Sitting in his skeleton-strewn Law School office, professor James Starrs is thousands of miles away from New Mexico, where he might perform an exhumation that could finally end speculation about the life and death of Billy the Kid.
In March, Starrs, an expert in forensic science, will go to Silver City, N.M., to begin work. He will try to determine if the body buried in the gravesite of William H. Bonney, the gun-slinging outlaw whose life is shrouded in Wild West myths, is really Billy the Kid.
According to legend, Bonney, a 21-year-old who boasted of killing 21 people, was killed in 1881 by Lincoln County Sheriff Pat Garrett in a New Mexico saloon. But since then, several men have claimed to be the Kid, fueling speculation that the man buried in Silver City is not Bonney.

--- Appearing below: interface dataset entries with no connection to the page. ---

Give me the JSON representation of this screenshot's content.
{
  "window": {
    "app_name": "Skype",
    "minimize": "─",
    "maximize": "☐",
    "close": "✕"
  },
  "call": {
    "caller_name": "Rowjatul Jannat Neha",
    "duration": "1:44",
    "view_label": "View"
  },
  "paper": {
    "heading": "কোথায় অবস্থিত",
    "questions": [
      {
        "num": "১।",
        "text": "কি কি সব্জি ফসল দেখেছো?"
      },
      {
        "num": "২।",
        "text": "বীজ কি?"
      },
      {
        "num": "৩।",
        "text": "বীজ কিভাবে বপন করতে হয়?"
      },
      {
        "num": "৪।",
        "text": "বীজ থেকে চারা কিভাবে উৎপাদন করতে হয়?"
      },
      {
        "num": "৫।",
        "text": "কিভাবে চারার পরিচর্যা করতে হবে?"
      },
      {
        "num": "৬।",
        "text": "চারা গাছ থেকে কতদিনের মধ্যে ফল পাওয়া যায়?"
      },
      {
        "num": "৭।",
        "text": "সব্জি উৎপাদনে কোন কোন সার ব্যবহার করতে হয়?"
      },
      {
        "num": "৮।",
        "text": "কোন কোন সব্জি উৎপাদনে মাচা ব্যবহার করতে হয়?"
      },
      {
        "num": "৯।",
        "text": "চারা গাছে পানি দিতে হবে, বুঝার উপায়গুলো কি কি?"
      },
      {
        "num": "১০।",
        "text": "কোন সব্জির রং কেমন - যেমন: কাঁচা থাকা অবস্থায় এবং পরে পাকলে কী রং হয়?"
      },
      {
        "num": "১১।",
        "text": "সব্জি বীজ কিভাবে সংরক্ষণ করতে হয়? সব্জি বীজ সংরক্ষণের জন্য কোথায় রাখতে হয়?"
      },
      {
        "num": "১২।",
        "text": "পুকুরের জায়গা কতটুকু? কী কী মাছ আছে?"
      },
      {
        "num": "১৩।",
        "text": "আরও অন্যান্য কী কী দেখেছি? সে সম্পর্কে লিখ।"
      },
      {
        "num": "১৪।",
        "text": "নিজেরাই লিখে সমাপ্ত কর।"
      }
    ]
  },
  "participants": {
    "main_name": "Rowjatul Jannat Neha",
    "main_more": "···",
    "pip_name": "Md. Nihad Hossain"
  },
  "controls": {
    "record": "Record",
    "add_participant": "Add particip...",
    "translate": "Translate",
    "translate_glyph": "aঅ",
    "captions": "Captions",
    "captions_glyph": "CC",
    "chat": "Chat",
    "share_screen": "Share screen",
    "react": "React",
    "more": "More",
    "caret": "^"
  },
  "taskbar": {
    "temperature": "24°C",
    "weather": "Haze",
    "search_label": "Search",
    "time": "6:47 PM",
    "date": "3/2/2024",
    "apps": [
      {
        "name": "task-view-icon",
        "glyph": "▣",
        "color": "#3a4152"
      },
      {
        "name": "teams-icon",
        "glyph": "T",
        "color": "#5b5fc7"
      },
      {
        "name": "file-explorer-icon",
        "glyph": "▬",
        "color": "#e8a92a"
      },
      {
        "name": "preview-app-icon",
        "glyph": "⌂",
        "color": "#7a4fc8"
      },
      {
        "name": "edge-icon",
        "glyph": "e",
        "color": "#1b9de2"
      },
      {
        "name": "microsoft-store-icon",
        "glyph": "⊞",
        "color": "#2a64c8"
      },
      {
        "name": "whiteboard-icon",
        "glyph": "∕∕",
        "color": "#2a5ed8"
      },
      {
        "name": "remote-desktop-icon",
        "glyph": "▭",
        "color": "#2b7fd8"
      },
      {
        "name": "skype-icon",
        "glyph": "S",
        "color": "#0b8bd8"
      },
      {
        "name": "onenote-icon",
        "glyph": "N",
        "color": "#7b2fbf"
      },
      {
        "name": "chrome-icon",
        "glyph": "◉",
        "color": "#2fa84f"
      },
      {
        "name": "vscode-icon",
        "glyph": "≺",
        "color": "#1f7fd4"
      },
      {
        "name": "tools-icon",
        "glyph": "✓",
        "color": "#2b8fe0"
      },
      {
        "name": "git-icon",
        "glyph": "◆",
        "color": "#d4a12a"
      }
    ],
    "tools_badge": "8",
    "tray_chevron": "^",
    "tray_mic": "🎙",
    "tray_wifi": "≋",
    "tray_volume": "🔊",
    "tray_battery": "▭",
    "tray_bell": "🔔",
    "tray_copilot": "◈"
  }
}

Starrs is at the center of a court petition seeking to exhume the body of the Kid’s mother, Katherine Antrim, to test her DNA to determine whether it matches the genetic data of any of several men claiming to be her son, including the one buried under his tombstone.
“I received a number of phone calls from people who wanted the exhumation done,” said Starrs, who will go to New Mexico in March to conduct a preliminary examination of the gravesite.
But the exhumation faces significant opposition from a Silver City tourism industry that has benefited from the widespread belief that Billy the Kid is buried there. However, several New Mexico officials, including Gov. Bill Richardson, support the exhumation.
A court decision on whether to allow the exhumation has been postponed until August and is dependent on Starrs’ preliminary findings.
“I’ll have to do a soil analysis to determine the pH of the soil and mineralogy of soil,” he said. “I have to look at what kind of burial place it is, what kind of coffin, how deep is it buried, has there been water intrusion.”
Starrs will also look at Silver City’s cemetery records and may use ground penetration radars, site probes and topography maps.
“There is a lot of preliminary work before deciding to invest time and money into an exhumation,” Starrs said.
Attorneys arguing both sides of the case are GW Law School graduates, and when Starrs travels to Silver City, he will be accompanied by University geology professor George Stephens.
“GW is really in the mix on this one,” Starrs said.
Referring to Stephens, Starrs said, “He is my right- and left-hand man in these projects.”
Stephens and Starrs have been collaborators for several years.
“We’ve worked together for a long time, at least a decade or more,” Stephens said. “He treats remains with the utmost respect and always understands what we’re looking at are remnants of a once-living, breathing person.”
Despite his qualms about “disturbing the dead,” Starrs said he would assist the investigation into the true identity of Billy the Kid in any way he can.
“(W)hen it comes down to disturbing the dead or assisting the living, I have to assist the living,” Starrs said.
“When relatives are suffering, the suffering can be alleviated by doing an exhumation, regardless of outcome,” he added. “Those people can say in their evening prayers to the deceased that all has been done that could be done.”
“I’m very impressed with his sensitivity,” Stephens said of Starrs. “He always gives a proper reburial and a ceremony if the family wants.”
Starrs has worked in forensics for more than 35 years, conducting exhumations on 25 people, including Jesse James, Boston strangler Merriwether Lewis and George Washington’s brother, Samuel Washington.
Noting that some of his GW students were involved in the Boston strangler case, Starrs said he wants to involve them with Billy the Kid as well.
“I’m hopeful to bring bones back to the lab here, but I can’t predict what the courts will allow if the exhumation occurs,” Starrs said.
Starrs said he does not expect the project will take him away from GW for too long.
“The court date is pushed back until August, and if it occurs the exhumation shouldn’t take more than a day or so,” he said. “As of now it’s only killing my spring break. My first allegiance is to my students and teaching classes.”
Starrs has solved murder mysteries and eased suffering, yet he remains modest.
“I don’t live or die on those kinds of things,” he said. “But it makes you feel good for a long time after … I’ve lived a long life, and things like that mean a great deal to me.”